↓↓↓
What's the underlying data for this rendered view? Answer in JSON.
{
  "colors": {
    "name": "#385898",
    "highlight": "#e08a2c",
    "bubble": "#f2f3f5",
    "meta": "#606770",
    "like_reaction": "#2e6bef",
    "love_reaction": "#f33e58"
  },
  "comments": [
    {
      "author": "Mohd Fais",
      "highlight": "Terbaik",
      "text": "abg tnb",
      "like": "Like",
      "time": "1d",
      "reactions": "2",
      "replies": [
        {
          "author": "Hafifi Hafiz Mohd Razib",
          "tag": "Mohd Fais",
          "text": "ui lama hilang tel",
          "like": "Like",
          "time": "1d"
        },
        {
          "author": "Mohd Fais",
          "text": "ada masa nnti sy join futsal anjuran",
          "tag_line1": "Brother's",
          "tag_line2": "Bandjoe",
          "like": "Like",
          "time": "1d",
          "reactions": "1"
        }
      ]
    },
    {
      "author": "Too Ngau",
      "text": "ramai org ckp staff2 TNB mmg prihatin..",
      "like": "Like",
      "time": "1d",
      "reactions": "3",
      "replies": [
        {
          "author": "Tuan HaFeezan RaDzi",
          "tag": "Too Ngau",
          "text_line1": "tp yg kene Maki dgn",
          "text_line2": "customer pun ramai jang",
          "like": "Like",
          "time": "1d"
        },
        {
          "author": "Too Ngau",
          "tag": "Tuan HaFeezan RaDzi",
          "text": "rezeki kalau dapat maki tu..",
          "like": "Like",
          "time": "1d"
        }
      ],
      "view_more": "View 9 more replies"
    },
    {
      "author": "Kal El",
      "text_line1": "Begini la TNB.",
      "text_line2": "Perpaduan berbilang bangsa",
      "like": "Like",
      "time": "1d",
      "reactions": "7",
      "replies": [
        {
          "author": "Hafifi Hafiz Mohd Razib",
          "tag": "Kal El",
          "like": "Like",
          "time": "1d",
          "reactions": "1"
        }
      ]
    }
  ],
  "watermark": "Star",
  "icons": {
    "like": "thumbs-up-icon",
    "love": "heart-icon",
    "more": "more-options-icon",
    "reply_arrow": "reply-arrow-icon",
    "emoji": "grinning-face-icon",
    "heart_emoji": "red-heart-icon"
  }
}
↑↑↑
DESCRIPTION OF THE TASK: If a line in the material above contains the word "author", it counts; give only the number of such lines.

ANSWER SECTION: 8